## [PROBLEM DETAILS]
Which of the lines below holds the string "title"? Copy every line that does.

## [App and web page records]

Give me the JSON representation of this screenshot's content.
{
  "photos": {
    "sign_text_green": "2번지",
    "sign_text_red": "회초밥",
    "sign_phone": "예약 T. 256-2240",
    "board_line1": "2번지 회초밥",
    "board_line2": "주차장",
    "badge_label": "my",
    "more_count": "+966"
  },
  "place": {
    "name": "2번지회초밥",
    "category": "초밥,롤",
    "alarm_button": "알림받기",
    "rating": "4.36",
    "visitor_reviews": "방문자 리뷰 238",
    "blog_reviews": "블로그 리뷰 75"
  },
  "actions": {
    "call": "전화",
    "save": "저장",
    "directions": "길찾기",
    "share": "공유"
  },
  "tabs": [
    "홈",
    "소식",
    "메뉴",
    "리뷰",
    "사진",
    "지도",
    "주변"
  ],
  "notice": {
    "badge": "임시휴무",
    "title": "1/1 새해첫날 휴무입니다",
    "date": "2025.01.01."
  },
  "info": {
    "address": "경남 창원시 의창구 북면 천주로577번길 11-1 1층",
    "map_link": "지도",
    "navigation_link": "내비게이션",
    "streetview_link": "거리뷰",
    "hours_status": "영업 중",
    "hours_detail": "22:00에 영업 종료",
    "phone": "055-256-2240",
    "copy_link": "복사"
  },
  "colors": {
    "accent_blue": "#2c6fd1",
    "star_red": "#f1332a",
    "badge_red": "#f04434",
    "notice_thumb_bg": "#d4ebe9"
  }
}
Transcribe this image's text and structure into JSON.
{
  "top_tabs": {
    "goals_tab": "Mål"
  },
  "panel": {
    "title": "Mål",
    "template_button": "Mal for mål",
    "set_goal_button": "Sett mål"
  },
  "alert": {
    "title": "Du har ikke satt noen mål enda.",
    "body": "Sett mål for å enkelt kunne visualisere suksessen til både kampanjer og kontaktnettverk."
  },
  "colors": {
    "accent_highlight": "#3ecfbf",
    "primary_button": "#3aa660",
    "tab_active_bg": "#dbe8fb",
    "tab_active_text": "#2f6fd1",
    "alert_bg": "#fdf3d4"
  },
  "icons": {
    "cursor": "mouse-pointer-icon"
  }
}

## [COMPLETED EXERCISE]
    "title": "1/1 새해첫날 휴무입니다",
    "title": "Mål",
    "title": "Du har ikke satt noen mål enda.",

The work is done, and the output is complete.